**PROVIDED MATERIAL:**
——

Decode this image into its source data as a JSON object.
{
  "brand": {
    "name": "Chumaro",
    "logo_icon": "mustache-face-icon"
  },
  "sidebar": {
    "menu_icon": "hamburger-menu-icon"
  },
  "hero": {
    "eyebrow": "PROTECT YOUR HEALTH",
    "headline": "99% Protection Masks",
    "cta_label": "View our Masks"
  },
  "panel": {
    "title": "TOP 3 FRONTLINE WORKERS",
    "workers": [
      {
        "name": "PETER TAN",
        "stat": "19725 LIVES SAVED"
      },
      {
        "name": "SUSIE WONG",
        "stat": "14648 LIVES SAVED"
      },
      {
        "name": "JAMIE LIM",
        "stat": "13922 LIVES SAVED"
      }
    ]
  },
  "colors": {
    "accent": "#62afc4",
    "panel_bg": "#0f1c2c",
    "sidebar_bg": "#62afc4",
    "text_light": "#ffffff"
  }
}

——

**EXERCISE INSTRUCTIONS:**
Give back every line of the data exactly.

**ANSWER TO THE PROBLEM:**
Decode this image into its source data as a JSON object.
{
  "brand": {
    "name": "Chumaro",
    "logo_icon": "mustache-face-icon"
  },
  "sidebar": {
    "menu_icon": "hamburger-menu-icon"
  },
  "hero": {
    "eyebrow": "PROTECT YOUR HEALTH",
    "headline": "99% Protection Masks",
    "cta_label": "View our Masks"
  },
  "panel": {
    "title": "TOP 3 FRONTLINE WORKERS",
    "workers": [
      {
        "name": "PETER TAN",
        "stat": "19725 LIVES SAVED"
      },
      {
        "name": "SUSIE WONG",
        "stat": "14648 LIVES SAVED"
      },
      {
        "name": "JAMIE LIM",
        "stat": "13922 LIVES SAVED"
      }
    ]
  },
  "colors": {
    "accent": "#62afc4",
    "panel_bg": "#0f1c2c",
    "sidebar_bg": "#62afc4",
    "text_light": "#ffffff"
  }
}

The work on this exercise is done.